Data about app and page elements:
Segment Open

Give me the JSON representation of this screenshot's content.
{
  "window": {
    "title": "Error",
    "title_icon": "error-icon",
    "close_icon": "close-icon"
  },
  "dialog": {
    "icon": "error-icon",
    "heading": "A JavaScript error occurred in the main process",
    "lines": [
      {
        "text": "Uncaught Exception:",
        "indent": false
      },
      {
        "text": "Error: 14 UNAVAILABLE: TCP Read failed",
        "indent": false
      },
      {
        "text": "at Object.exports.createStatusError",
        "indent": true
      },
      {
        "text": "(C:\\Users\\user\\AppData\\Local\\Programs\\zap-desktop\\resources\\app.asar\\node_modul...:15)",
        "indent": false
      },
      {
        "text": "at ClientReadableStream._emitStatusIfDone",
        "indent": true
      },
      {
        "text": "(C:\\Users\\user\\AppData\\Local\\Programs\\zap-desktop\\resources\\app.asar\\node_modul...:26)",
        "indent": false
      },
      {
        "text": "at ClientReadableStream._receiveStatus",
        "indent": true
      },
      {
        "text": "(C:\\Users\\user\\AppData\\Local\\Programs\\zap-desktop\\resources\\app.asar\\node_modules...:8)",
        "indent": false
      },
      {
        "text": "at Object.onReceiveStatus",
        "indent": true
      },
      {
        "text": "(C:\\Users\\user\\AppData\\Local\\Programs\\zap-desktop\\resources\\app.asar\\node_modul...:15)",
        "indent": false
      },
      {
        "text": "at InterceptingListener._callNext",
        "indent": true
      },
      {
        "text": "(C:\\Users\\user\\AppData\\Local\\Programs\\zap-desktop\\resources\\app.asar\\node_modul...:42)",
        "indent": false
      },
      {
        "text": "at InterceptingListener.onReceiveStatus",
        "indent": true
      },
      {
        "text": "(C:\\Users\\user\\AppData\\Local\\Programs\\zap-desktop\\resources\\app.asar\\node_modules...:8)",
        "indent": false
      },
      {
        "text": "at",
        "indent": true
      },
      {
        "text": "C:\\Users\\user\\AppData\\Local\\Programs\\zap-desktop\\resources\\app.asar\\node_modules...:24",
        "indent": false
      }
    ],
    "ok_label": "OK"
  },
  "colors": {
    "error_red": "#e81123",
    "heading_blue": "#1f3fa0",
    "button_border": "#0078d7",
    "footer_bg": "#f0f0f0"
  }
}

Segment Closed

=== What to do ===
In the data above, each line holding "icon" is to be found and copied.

=== Solution for this task ===
    "title_icon": "error-icon",
    "close_icon": "close-icon"
    "icon": "error-icon",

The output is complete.